from the nintendon't dept
Nintendo’s war on its own fans’ love of Nintendo game music continues. The company has certainly made headlines over the past few years (with a big ramp up recently) by going on DMCA and threat blitzes for YouTube videos and channels that have uploaded what are essentially just the music from various Nintendo games. The blitzes started by taking down 3-figure numbers of videos, then reached the thousands by 2022. Notably, this has pissed off tons of Nintendo fans, many of whom pointed out that Nintendo was disappearing all of this music that was almost entirely unavailable through legit means.
To continue to be clear on this point, Nintendo can do this… but it certainly doesn’t have to. Evidence for that would be much of the rest of the video game industry. You don’t hear this level of takedowns being done by all the other gaming companies out there.
But, I suppose if you squint really hard and have been inhaling gas fumes, you could argue somehow that a direct recording of Nintendo’s game music being on YouTube is some sort of threat to current or future Nintendo plans. That gets a little bit harder to use to explain why Nintendo is now also targeting people who are uploading their own recreations and covers of Nintendo music.
As first reported by NintendoLife, the newest member of the club is SynaMax, a YouTube channel dedicated to music. The user behind the channel, who says in the channel’s bio that they have been creating music since 2004, had previously uploaded high-quality recreations and covers of some Metroid Prime songs. However, that seems to have attracted the attention of Nintendo and its legal team. In a video uploaded yesterday, the channel creator claimed he was contacted by Nintendo lawyers on May 31 and told to remove nine videos that featured Metroid Prime music covers or remixes.
“I’m really disappointed in Nintendo that they would force me to take down these videos because they want compulsory licenses,” SynaMax said in the new video.

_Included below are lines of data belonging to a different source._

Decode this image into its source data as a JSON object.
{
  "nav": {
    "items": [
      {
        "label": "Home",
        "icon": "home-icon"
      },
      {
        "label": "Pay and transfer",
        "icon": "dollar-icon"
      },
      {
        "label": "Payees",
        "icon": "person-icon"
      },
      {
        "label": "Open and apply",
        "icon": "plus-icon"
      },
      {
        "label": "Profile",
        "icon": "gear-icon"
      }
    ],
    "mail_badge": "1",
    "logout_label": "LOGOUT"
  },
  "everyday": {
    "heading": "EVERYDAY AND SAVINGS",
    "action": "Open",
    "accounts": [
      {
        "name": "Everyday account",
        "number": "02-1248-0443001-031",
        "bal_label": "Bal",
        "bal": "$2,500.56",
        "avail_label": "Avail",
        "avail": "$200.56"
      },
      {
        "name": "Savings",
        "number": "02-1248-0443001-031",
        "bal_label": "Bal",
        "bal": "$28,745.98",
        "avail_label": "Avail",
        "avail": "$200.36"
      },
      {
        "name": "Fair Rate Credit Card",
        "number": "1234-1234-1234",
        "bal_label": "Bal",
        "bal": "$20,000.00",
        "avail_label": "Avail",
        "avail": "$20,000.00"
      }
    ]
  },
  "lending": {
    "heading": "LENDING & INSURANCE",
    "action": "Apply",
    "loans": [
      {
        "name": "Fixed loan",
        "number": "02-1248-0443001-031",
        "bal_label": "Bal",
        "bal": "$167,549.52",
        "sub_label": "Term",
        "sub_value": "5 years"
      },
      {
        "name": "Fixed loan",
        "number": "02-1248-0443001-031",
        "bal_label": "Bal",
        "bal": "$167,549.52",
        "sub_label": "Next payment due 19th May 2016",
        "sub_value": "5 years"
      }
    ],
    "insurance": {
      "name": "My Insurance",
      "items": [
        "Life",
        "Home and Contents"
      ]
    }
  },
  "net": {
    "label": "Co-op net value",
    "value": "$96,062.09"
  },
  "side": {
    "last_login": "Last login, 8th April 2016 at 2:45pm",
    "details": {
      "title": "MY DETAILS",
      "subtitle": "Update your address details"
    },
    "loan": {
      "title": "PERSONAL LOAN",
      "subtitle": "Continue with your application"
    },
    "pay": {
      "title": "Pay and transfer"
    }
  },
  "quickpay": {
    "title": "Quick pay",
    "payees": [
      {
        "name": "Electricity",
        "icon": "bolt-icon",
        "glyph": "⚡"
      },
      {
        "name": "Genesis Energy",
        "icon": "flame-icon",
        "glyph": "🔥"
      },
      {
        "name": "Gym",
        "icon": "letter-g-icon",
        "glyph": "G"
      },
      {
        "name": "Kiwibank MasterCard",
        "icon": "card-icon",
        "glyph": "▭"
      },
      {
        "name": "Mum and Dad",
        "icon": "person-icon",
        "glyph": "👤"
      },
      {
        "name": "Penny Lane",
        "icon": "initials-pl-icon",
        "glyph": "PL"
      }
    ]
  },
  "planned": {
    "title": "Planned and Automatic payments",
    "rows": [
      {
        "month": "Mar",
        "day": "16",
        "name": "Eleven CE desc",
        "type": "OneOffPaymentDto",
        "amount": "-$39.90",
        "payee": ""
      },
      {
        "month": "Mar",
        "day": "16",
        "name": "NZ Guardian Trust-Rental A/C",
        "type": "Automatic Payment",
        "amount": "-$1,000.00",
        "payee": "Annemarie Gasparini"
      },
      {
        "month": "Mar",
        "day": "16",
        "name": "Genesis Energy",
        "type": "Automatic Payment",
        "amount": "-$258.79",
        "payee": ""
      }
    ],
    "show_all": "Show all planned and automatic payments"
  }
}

Here again, Nintendo is probably within its rights to demand these videos get taken down, though some of that depends on just how transformative these covers could be seen as being. It’s not something that generally needs considering, because most companies, again, aren’t doing these takedowns like Nintendo is. Over a decade ago, I wrote about OC ReMix, a site dedicated to hosting and promoting fan-created remakes of video game music. That site still operates today and still very much hosts remixes of Nintendo game music. Whether Nintendo will get around to going after that site too instead of just YouTube videos remains to be seen.
But the point here is that Nintendo very much doesn’t have to do this to its creative fans. And why it wants less interest generated in its products through this free promotion it’s getting past its fans.
However, they questioned why the company becomes aggressive instead of just demonetizing relevant videos and letting fans continue to produce and share Nintendo-inspired creations. SynaMax said he would not mind losing that revenue; they just want to share their songs with other fans. SynaMax, his frustration evident, wrapped by saying that they’re done making any more Nintendo-related content “for a very long time.”
And one less free promoter now exists for Nintendo. Surely SynaMax’s content wasn’t threat enough to outweigh his spreading interest in Nintendo music. But that’s Nintendo for you.